What is expected
Go through the entries below and copy each line that holds the word "освещения".

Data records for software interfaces
┄┄┄┄┄┄┄┄┄┄┄┄┄┄┄┄┄┄┄┄
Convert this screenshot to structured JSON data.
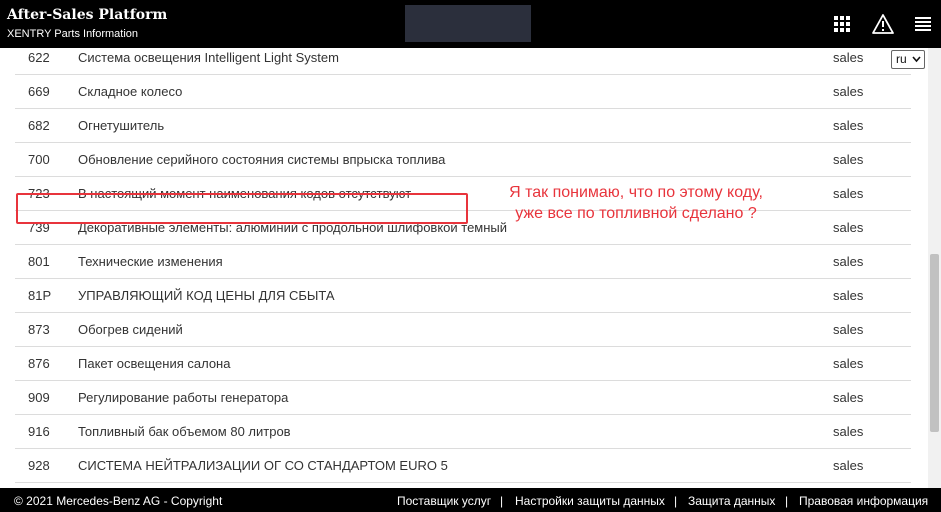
{
  "header": {
    "title": "After-Sales Platform",
    "subtitle": "XENTRY Parts Information",
    "icons": [
      "apps-grid-icon",
      "warning-icon",
      "menu-icon"
    ]
  },
  "language_select": {
    "value": "ru"
  },
  "rows": [
    {
      "code": "622",
      "name": "Система освещения Intelligent Light System",
      "category": "sales"
    },
    {
      "code": "669",
      "name": "Складное колесо",
      "category": "sales"
    },
    {
      "code": "682",
      "name": "Огнетушитель",
      "category": "sales"
    },
    {
      "code": "700",
      "name": "Обновление серийного состояния системы впрыска топлива",
      "category": "sales"
    },
    {
      "code": "723",
      "name": "В настоящий момент наименования кодов отсутствуют",
      "category": "sales"
    },
    {
      "code": "739",
      "name": "Декоративные элементы: алюминий с продольной шлифовкой темный",
      "category": "sales"
    },
    {
      "code": "801",
      "name": "Технические изменения",
      "category": "sales"
    },
    {
      "code": "81P",
      "name": "УПРАВЛЯЮЩИЙ КОД ЦЕНЫ ДЛЯ СБЫТА",
      "category": "sales"
    },
    {
      "code": "873",
      "name": "Обогрев сидений",
      "category": "sales"
    },
    {
      "code": "876",
      "name": "Пакет освещения салона",
      "category": "sales"
    },
    {
      "code": "909",
      "name": "Регулирование работы генератора",
      "category": "sales"
    },
    {
      "code": "916",
      "name": "Топливный бак объемом 80 литров",
      "category": "sales"
    },
    {
      "code": "928",
      "name": "СИСТЕМА НЕЙТРАЛИЗАЦИИ ОГ СО СТАНДАРТОМ EURO 5",
      "category": "sales"
    }
  ],
  "annotation": {
    "line1": "Я так понимаю, что по этому коду,",
    "line2": "уже все по топливной сделано ?",
    "color": "#e8343c"
  },
  "footer": {
    "copyright": "© 2021 Mercedes-Benz AG - Copyright",
    "links": [
      "Поставщик услуг",
      "Настройки защиты данных",
      "Защита данных",
      "Правовая информация"
    ],
    "separator": "|"
  }
}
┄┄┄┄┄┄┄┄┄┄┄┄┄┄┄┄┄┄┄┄
Written answer
      "name": "Система освещения Intelligent Light System",
      "name": "Пакет освещения салона",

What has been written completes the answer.